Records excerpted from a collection
****

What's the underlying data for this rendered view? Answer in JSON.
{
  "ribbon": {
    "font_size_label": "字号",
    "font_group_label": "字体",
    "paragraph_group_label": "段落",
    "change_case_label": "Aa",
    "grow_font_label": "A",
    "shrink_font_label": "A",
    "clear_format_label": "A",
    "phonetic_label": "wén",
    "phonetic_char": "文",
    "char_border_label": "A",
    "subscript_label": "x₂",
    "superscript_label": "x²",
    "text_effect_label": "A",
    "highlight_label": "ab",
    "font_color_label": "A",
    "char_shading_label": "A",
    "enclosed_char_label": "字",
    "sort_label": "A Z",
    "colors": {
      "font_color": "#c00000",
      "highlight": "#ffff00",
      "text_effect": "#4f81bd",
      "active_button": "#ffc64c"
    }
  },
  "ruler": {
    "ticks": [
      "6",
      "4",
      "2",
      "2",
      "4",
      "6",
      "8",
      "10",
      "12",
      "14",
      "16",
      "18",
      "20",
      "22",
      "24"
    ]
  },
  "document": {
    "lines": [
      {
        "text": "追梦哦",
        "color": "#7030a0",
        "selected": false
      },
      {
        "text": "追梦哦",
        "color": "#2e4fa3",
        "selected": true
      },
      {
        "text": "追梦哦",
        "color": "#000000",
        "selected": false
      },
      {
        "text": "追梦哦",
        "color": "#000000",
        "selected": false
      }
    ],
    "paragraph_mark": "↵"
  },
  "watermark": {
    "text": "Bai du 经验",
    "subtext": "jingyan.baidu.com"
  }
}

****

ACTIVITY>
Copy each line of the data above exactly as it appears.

THE ANSWER>
What's the underlying data for this rendered view? Answer in JSON.
{
  "ribbon": {
    "font_size_label": "字号",
    "font_group_label": "字体",
    "paragraph_group_label": "段落",
    "change_case_label": "Aa",
    "grow_font_label": "A",
    "shrink_font_label": "A",
    "clear_format_label": "A",
    "phonetic_label": "wén",
    "phonetic_char": "文",
    "char_border_label": "A",
    "subscript_label": "x₂",
    "superscript_label": "x²",
    "text_effect_label": "A",
    "highlight_label": "ab",
    "font_color_label": "A",
    "char_shading_label": "A",
    "enclosed_char_label": "字",
    "sort_label": "A Z",
    "colors": {
      "font_color": "#c00000",
      "highlight": "#ffff00",
      "text_effect": "#4f81bd",
      "active_button": "#ffc64c"
    }
  },
  "ruler": {
    "ticks": [
      "6",
      "4",
      "2",
      "2",
      "4",
      "6",
      "8",
      "10",
      "12",
      "14",
      "16",
      "18",
      "20",
      "22",
      "24"
    ]
  },
  "document": {
    "lines": [
      {
        "text": "追梦哦",
        "color": "#7030a0",
        "selected": false
      },
      {
        "text": "追梦哦",
        "color": "#2e4fa3",
        "selected": true
      },
      {
        "text": "追梦哦",
        "color": "#000000",
        "selected": false
      },
      {
        "text": "追梦哦",
        "color": "#000000",
        "selected": false
      }
    ],
    "paragraph_mark": "↵"
  },
  "watermark": {
    "text": "Bai du 经验",
    "subtext": "jingyan.baidu.com"
  }
}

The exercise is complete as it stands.